Had area gone down as fast as extent, I think there would have been a good chance the global sea ice area anomaly would have reached a new bottom. This is mainly due to an anomalously slow freeze-up of sea ice around the Antarctic. The combined anomaly reached -2.31 million square km, very close to the 2007 record of -2.44 million square km. It has gone up again as the Antarctic anomaly has gone up (currently -2.19 million square km), so I don't think a new record is in the books. It's too early in the season anyway.
Cryosphere Today area per IJIS extent (CAPIE)
With SIA slowing down a bit this past week, but SIE continuing to go down hard, our CAPIE percentage has shot upwards. Apparently compaction is overriding the effect of melt ponding.
I can't repeat this often enough: If we want to know what is going to happen in the short term, we have to focus on sea level pressure. What kind of pressure systems are dominating and how are they distributed over the Arctic? The past week was very educative, and so I'll start with this animation of SLP images from the DMI Centre for Ocean and Ice that shows what happened:
As can clearly be seen, that huge high-pressure system weakened considerably and moved from the Central Arctic to the Beaufort Sea. We see a couple of low-pressure systems moving in and positioning themselves off the Siberian coast.
This was also reflected in the AO index graph that has gone slightly positive in the past couple of days (indicating that low-pressure systems are dominating the Arctic, albeit not so much). What was the effect on ice displacement, you ask? Well, have a look:
You can really see the influence of that high-pressure system becoming weaker, with arrows becoming smaller and less pronounced. Towards the end of the animation we see some bigger arrows showing up pointing from the Siberian coast towards Fram Strait, under the influence of those low-pressure areas moving in.
Which brings us to the short-term forecast. The Ensemble Mean AO forecasts are showing the Arctic Oscillation to remain fairly neutral the coming 7-14 days. So some highs and some lows, just like life. But how will they be distributed? Here's the ECMWF forecast for the coming 7 days:
That high-pressure system that has been with us for quite a while now is going to move again, from the Beaufort Sea to the Canadian Archipelago, complemented by low-pressure systems on the other side of the Arctic.
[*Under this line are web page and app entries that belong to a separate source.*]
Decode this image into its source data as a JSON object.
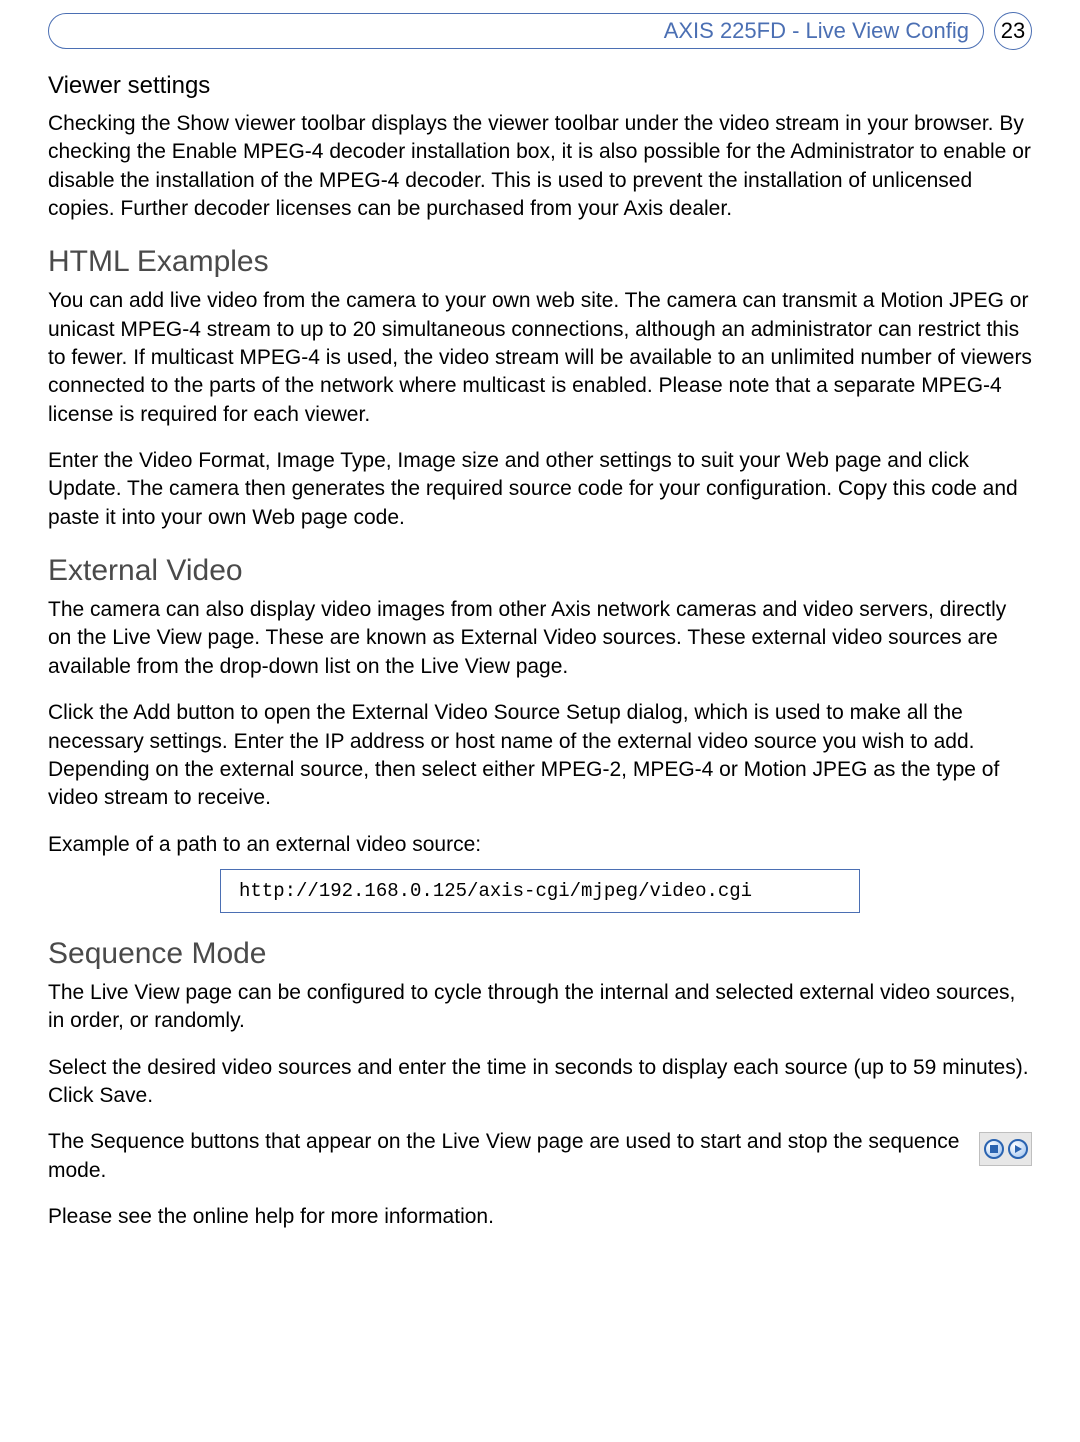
{
  "header": {
    "breadcrumb": "AXIS 225FD - Live View Config",
    "page_number": "23"
  },
  "sections": {
    "viewer": {
      "heading": "Viewer settings",
      "p1": "Checking the Show viewer toolbar displays the viewer toolbar under the video stream in your browser. By checking the Enable MPEG-4 decoder installation box, it is also possible for the Administrator to enable or disable the installation of the MPEG-4 decoder. This is used to prevent the installation of unlicensed copies. Further decoder licenses can be purchased from your Axis dealer."
    },
    "html_examples": {
      "heading": "HTML Examples",
      "p1": "You can add live video from the camera to your own web site. The camera can transmit a Motion JPEG or unicast MPEG-4 stream to up to 20 simultaneous connections, although an administrator can restrict this to fewer. If multicast MPEG-4 is used, the video stream will be available to an unlimited number of viewers connected to the parts of the network where multicast is enabled. Please note that a separate MPEG-4 license is required for each viewer.",
      "p2": "Enter the Video Format, Image Type, Image size and other settings to suit your Web page and click Update. The camera then generates the required source code for your configuration. Copy this code and paste it into your own Web page code."
    },
    "external_video": {
      "heading": "External Video",
      "p1": "The camera can also display video images from other Axis network cameras and video servers, directly on the Live View page. These are known as External Video sources. These external video sources are available from the drop-down list on the Live View page.",
      "p2": "Click the Add button to open the External Video Source Setup dialog, which is used to make all the necessary settings. Enter the IP address or host name of the external video source you wish to add. Depending on the external source, then select either MPEG-2, MPEG-4 or Motion JPEG as the type of video stream to receive.",
      "p3": "Example of a path to an external video source:",
      "code": "http://192.168.0.125/axis-cgi/mjpeg/video.cgi"
    },
    "sequence_mode": {
      "heading": "Sequence Mode",
      "p1": "The Live View page can be configured to cycle through the internal and selected external video sources, in order, or randomly.",
      "p2": "Select the desired video sources and enter the time in seconds to display each source (up to 59 minutes). Click Save.",
      "p3": "The Sequence buttons that appear on the Live View page are used to start and stop the sequence mode.",
      "p4": "Please see the online help for more information."
    }
  }
}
This means we will witness a shift from a regime that is dominated by the Beaufort Gyre to a regime that is known as the Dipole Anomaly (two poles, one over the CA/Greenland, the other between the Kara and Laptev Seas), which is more of a combination of the Beaufort Gyre and the Transpolar Drift Stream, pushing ice out towards Fram Strait.
More low-pressure systems means more clouds and less insolation. But it also means more wind and - with the forecasted distribution - more ice transport towards Fram Strait and Nares Strait. Those clouds are also keeping the air temperatures higher than under clear skies.
It remains to be seen if this can compensate for that big high-pressure system relinquishing its throne, but I think it will. Perhaps extent decrease will slow down a bit because of some divergence of the ice pack and conditions shifting, but I'm not expecting anything radical. July 2011 could match or even beat July 2007.
Somebody call the UN. We are witnessing cryocide. ;-)
TIPS - Other blog posts and news articles concerning the Arctic and its ice:
David Appell has written a marvelous piece on the boxing match between 2007 and 2011: Does 2011 have what it takes?